Definition of chalcedony in English:

chalcedony

Pronunciation /kalˈsednē/ /kælˈsɛdni/ /CHalˈsednē/ /tʃælˈsɛdni/ /ˈkalsəˌdōnē/ /ˈkælsəˌdoʊni/ /ˈCHalsəˌdōnē/ /ˈtʃælsəˌdoʊni/

Translate chalcedony into Spanish

nounchalcedonies

  • A microcrystalline type of quartz occurring in several different forms, including onyx, agate, and jasper.

    ‘Common cements include clay minerals such as kaolinite, montmorillonite, or illite; quartz or chalcedony; iron oxides such as haematite; or calcite.’
    • ‘Vein minerals are barite, calcite, chalcedony, and quartz.’
    • ‘The shoots and stalks themselves are casts composed of combinations of chalcedony, quartz, calcite, and barite.’
    • ‘Slowest-forming and most beautiful of all, huge crystals of amethyst, agate, chalcedony and rock crystal grow where condensed water has managed to seep into naturally insulated rock crevices.’
    • ‘Calcite and barite actually crystallize after the formation of chalcedony and quartz cease and often infill or possibly cause subsequent fracturing of the agate.’
    • ‘Other minerals mentioned from the mine by Dunham include galena, sphalerite, pyrite, chalcedony, and minor marcasite and pyrrhotite.’
    • ‘Furthermore Oehler had previously shown that the silica minerals quartz and chalcedony critically important in the petrification of wood, can be made, rapidly in the laboratory from silica gel.’
    • ‘The coarsely crystalline veins are composed predominantly of colorless barite and quartz and white chalcedony.’
    • ‘The depictions of birds and flowers were executed in precious materials including lapis lazuli, agate, Sicilian red and green jasper, chalcedony, amethyst and quartz as well as superb hard stones.’
    • ‘Groutite is observed as small, lustrous black, acicular crystals to 1/8 inch long that occur directly on the quartz or chalcedony.’
    • ‘The fine-grained sediment of the matrix is composed chiefly of microgranular quartz, although chalcedony with a fibrous texture is sometimes found.’
    • ‘The matrix is composed of microgranular quartz with some fibrous chalcedony.’
    • ‘The former habit is best known as the diagnostic morphology exhibited by stilbite; the latter is seen in many minerals, from malachite to chalcedony to goethite.’
    • ‘In fact, seventeen of the fifty-seven sites are specifically listed for agate, chalcedony, chert, jasper, or petrified wood.’
    • ‘Heaney expected to find that the quartz in tiger's-eye was chalcedony, a form that typically consists of fibrous, defect-riddled crystals less than 1 micrometer in diameter.’
    • ‘In the spring of 1968, Stepanov together with amateurs B. Kantor and E. Kurdyukov discovered the now-famous manifestation of hollow agates with chalcedony pseudostalactites in the Moscow region.’
    • ‘The collection today has eight vases executed by the Baroviers in calcedonio glass, which imitates chalcedony, banded agate, and other semiprecious stones.’
    • ‘Concretions of chalcedony after barite can be confused with cycads, and the wise collector must learn to differentiate between the two.’
    • ‘These include Neolithic tools made from chalcedony as well as nephrite objects from Ancient China.’
    • ‘The Brushy Basin sediments contain numerous chalcedony pseudomorph-after-barite concretions that range to more than 30 cm in diameter.’

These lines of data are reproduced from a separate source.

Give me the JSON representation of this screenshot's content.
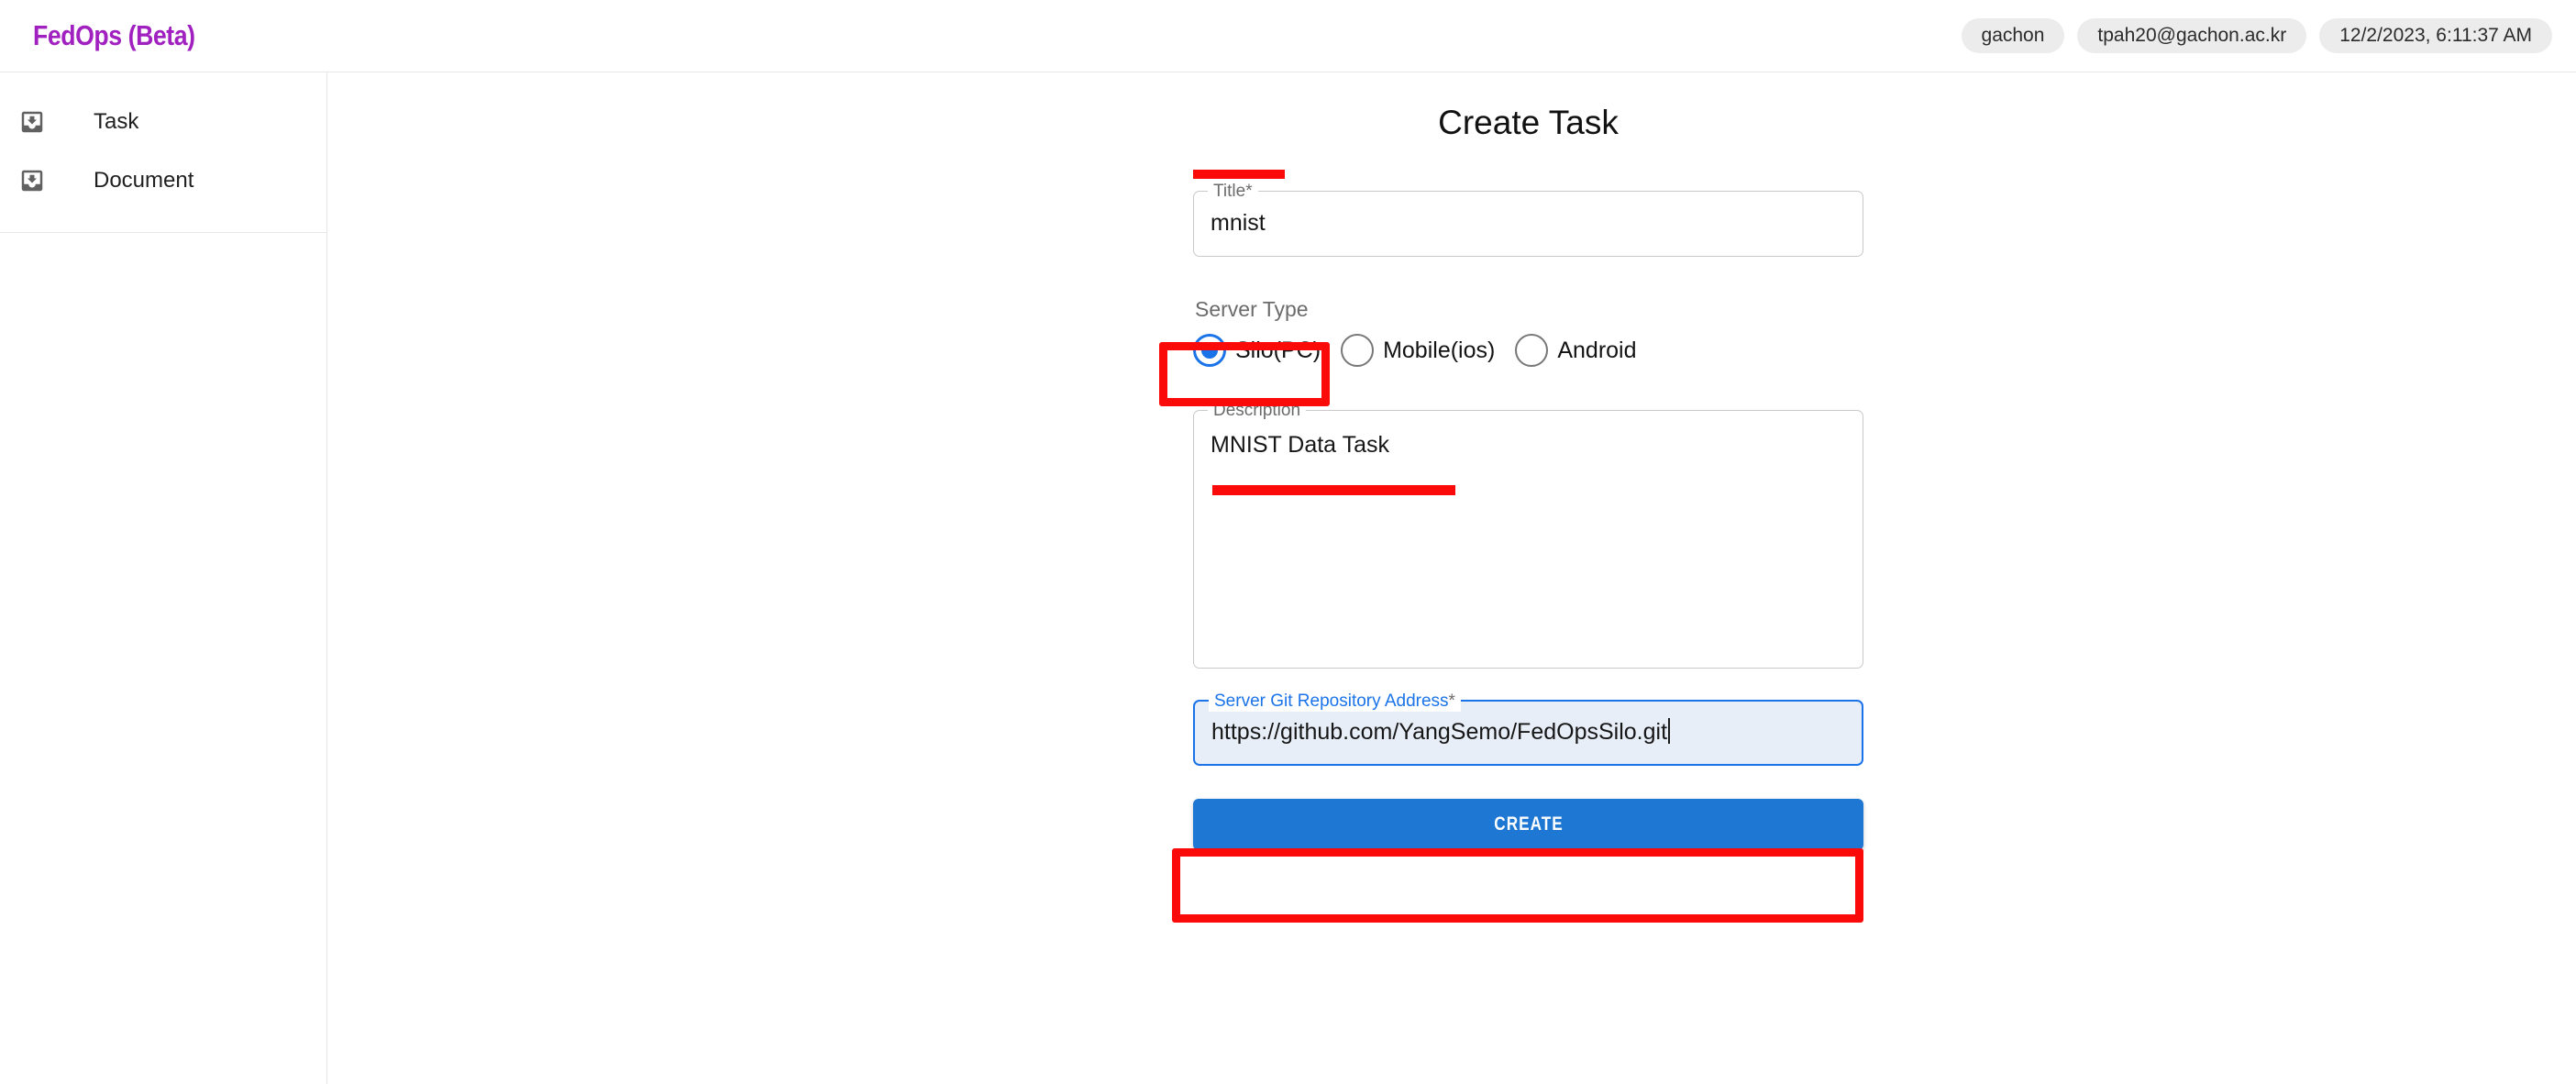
{
  "header": {
    "brand": "FedOps (Beta)",
    "chips": [
      {
        "name": "org-chip",
        "label": "gachon"
      },
      {
        "name": "email-chip",
        "label": "tpah20@gachon.ac.kr"
      },
      {
        "name": "timestamp-chip",
        "label": "12/2/2023, 6:11:37 AM"
      }
    ]
  },
  "sidebar": {
    "items": [
      {
        "icon": "move-to-inbox-icon",
        "label": "Task"
      },
      {
        "icon": "move-to-inbox-icon",
        "label": "Document"
      }
    ]
  },
  "main": {
    "title": "Create Task",
    "fields": {
      "title": {
        "label": "Title",
        "required_mark": "*",
        "value": "mnist",
        "placeholder": ""
      },
      "description": {
        "label": "Description",
        "required_mark": "",
        "value": "MNIST Data Task",
        "placeholder": ""
      },
      "git": {
        "label": "Server Git Repository Address",
        "required_mark": "*",
        "value": "https://github.com/YangSemo/FedOpsSilo.git",
        "placeholder": ""
      }
    },
    "server_type": {
      "label": "Server Type",
      "selected": "Silo(PC)",
      "options": [
        {
          "label": "Silo(PC)",
          "checked": true
        },
        {
          "label": "Mobile(ios)",
          "checked": false
        },
        {
          "label": "Android",
          "checked": false
        }
      ]
    },
    "submit": {
      "label": "CREATE"
    }
  },
  "annotations": {
    "color": "#fb0a0a",
    "items": [
      {
        "name": "title-underline-annotation",
        "kind": "underline"
      },
      {
        "name": "server-type-rect-annotation",
        "kind": "rect"
      },
      {
        "name": "description-underline-annotation",
        "kind": "underline"
      },
      {
        "name": "git-rect-annotation",
        "kind": "rect"
      }
    ]
  },
  "colors": {
    "brand": "#a020c0",
    "accent": "#1a73e8",
    "button": "#1e77d3",
    "annotation": "#fb0a0a",
    "chip_bg": "#ececec"
  }
}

Origin

Late Middle English from Latin calcedonius, chalcedonius (often believed to mean ‘stone of Chalcedon’, but this is doubtful), from Greek khalkēdōn.